27 July 2010

The Wikileaks Afghan War Diary files deserve very close study, in this Julian Assange is right. The contaminating news reports, condemnations and blogwash should be surpassed. The WL site is heavily loaded and slow. To ease the load and for a quicker download, Cryptome offers mirrors of the now digitally-hashed compressed file packages downloaded 27 July 2010, about 4:40PM.

Complete dump of the website: 75.4MB

This is a complete dump of the website at Extract this to your local hard disk and open it with your web browser. Please check the project website for the most recent version.

All entries, CSV format: 15MB

All entries, SQL format: 16MB

All entries, KML format: 16 MB

All NATO entries, KML format: 209 kB

Entries by month, KML format: 16 MB

Entries with scale filter, KML format:  981 kB

A screen shot of the page showing what is offered and the digital hashes of the compressed file packages:
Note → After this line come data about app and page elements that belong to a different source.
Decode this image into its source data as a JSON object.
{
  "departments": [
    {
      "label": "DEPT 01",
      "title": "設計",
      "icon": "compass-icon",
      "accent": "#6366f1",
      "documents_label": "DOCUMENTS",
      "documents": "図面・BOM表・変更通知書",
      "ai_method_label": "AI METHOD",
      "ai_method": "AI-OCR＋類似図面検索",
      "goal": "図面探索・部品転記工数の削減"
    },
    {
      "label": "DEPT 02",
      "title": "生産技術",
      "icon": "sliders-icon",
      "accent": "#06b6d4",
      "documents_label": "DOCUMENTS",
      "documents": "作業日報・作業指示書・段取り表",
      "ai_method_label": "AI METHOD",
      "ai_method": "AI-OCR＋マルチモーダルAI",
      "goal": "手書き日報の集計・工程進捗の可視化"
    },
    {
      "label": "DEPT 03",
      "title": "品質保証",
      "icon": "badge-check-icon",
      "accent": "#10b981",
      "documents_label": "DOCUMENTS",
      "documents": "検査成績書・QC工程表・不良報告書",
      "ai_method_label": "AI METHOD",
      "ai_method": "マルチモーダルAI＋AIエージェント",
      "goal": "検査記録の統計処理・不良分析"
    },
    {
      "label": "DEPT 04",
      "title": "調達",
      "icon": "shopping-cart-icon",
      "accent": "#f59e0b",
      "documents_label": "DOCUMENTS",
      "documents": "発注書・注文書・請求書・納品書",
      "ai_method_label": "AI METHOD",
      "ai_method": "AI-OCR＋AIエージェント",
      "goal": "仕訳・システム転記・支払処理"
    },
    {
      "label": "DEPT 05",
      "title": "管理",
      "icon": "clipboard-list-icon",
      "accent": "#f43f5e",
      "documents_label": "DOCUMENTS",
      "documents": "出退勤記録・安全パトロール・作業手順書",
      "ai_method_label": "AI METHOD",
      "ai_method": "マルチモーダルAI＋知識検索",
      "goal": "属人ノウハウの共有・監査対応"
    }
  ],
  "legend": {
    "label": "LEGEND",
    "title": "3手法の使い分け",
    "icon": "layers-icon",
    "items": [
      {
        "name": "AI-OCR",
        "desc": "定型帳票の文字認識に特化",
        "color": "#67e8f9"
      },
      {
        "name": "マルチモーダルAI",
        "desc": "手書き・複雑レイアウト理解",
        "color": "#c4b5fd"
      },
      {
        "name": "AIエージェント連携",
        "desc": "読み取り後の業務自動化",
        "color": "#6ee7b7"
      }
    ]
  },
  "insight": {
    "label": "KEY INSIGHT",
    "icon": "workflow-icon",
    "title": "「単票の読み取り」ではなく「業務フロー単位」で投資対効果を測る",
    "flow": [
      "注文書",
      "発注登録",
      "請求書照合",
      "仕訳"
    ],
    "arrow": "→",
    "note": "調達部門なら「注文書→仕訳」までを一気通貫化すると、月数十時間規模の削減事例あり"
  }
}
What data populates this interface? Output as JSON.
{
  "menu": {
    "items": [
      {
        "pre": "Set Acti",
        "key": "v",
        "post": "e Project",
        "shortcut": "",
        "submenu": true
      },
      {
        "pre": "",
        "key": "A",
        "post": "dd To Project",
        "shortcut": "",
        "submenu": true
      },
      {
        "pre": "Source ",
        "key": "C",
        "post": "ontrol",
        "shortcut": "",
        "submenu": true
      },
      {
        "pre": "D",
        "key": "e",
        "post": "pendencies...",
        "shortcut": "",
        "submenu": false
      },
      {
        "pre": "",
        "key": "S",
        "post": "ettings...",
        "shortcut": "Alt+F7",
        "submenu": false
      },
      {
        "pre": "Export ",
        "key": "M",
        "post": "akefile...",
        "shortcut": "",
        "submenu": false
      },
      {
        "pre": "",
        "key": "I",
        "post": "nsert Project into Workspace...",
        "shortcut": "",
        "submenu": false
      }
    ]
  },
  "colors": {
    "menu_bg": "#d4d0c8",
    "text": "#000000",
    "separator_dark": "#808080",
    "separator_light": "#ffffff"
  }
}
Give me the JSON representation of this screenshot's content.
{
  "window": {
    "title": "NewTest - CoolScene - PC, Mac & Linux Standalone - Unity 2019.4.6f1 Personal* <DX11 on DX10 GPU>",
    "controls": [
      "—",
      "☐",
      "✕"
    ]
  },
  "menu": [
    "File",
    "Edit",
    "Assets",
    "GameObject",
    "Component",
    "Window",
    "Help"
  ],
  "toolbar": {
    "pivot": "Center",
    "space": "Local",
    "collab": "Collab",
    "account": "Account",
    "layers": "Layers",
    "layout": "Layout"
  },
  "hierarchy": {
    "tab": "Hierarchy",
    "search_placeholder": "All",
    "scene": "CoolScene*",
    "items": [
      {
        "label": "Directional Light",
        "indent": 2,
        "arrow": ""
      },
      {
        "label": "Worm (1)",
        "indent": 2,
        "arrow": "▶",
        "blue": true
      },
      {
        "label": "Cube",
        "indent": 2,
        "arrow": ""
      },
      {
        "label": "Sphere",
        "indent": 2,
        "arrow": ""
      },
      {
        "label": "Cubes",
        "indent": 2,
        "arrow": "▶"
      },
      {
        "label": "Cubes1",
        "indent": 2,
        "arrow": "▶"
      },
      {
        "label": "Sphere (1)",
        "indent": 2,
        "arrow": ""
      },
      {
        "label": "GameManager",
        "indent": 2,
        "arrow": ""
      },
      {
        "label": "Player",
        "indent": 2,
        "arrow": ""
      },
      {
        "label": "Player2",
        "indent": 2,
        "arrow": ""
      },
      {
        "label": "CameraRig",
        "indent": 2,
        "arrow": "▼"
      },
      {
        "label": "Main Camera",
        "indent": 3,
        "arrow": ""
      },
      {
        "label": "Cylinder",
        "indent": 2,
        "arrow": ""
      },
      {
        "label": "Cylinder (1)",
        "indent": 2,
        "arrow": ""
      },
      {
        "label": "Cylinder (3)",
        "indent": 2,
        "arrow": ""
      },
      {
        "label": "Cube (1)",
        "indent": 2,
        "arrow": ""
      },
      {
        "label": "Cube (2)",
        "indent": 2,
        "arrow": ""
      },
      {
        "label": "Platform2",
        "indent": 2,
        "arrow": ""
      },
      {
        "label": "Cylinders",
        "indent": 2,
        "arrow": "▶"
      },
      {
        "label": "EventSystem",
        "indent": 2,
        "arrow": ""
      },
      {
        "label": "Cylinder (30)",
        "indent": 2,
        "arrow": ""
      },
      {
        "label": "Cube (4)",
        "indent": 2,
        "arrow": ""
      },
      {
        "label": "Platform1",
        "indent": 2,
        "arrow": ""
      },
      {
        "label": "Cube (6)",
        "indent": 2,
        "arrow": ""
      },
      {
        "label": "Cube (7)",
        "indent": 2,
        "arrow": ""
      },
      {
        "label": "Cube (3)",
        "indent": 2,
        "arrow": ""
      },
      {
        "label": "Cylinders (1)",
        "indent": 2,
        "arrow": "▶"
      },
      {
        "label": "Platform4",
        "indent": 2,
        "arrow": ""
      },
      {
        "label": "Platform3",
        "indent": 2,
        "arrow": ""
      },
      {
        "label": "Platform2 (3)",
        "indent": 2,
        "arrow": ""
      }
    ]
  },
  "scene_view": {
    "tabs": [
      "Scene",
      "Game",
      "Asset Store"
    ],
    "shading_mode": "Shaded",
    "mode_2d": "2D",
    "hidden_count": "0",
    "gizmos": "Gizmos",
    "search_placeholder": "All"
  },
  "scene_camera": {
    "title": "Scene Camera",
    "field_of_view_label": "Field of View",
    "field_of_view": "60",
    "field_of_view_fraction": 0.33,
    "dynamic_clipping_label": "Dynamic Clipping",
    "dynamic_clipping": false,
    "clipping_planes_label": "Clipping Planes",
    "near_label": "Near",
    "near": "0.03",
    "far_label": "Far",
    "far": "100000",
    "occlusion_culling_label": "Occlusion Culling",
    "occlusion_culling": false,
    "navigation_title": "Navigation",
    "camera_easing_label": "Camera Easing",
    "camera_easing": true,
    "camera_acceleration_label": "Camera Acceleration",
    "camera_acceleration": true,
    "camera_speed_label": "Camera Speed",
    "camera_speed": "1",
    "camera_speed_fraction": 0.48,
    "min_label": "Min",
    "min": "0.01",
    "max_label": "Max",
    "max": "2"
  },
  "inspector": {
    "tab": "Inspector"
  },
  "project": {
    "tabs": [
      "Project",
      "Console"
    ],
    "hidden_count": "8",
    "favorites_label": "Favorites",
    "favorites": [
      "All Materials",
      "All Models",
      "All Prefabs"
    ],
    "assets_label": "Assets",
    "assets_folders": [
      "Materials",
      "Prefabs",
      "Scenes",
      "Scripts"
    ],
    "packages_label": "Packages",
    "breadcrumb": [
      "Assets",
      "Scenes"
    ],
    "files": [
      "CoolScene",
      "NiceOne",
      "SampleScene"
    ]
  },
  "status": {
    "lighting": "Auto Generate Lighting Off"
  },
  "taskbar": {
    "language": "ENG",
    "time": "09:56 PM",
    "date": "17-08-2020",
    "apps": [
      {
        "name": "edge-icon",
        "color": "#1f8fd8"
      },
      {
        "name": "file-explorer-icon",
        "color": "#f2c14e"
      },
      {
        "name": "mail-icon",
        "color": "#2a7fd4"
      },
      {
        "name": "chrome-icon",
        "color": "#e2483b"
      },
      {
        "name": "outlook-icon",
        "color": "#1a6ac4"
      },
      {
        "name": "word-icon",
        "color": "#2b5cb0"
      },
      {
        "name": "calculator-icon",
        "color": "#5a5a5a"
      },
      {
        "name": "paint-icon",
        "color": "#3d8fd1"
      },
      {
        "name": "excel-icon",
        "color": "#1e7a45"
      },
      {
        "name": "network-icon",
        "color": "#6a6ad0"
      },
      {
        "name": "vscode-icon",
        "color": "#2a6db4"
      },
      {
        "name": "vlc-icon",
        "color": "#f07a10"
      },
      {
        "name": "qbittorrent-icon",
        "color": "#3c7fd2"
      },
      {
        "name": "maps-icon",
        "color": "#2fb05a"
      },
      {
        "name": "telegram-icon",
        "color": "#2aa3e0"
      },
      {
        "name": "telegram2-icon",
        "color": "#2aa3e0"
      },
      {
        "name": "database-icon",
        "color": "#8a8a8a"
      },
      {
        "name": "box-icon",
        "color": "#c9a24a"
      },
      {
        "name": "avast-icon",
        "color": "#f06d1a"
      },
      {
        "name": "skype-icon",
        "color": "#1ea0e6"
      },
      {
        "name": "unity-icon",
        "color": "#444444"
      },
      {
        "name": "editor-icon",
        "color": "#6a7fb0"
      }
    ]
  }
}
When studying the Wikileaks War Logs, bear in mind that intelligence streams -- hardcopy, digital, electromagnetic -- are salted with spurious entries as markers to authenticate the stream, indentify disruptions and unauthorized plants, direct the product to various collectors with varying levels of classification, and more. The spurious entries will not be distinguishable from the other material, it is their positions in the stream, or omissions from the stream, which will be part of authentication. None of this requires or is protected by encryption, indeed, encryption is customarily used to mislead about other means and methods -- which is why it is so loudly touted.

Some streams are entirely spurious but composed of authentic material, to cloud the process, to entrap, to delude, to fake a vulnerability. These methods are well-known to the techheads of Wikileaks although they may lack required programs and equipment to analyze streams in all their guises. Wikileaks claims to cloud its transmissions for protection, a perfect marker for others. Three versions of the logs were given to the dupes, another to the public. Another for Wikileaks alone, more or less.

The security watchword is: don't ever expect infallible security, that is always snail oil. The intelligence watchword is never trust an intelligence source, they are all unreliable. The classification watchword is never trust the highest classification, that is bullshovel to dupe those who believe only they have access.

The sysadmin watchword is ... lay low, log everything, copy, replace with a fake, tell no one especially another sysadmin who will rat you: l'enfer, c'est les autres.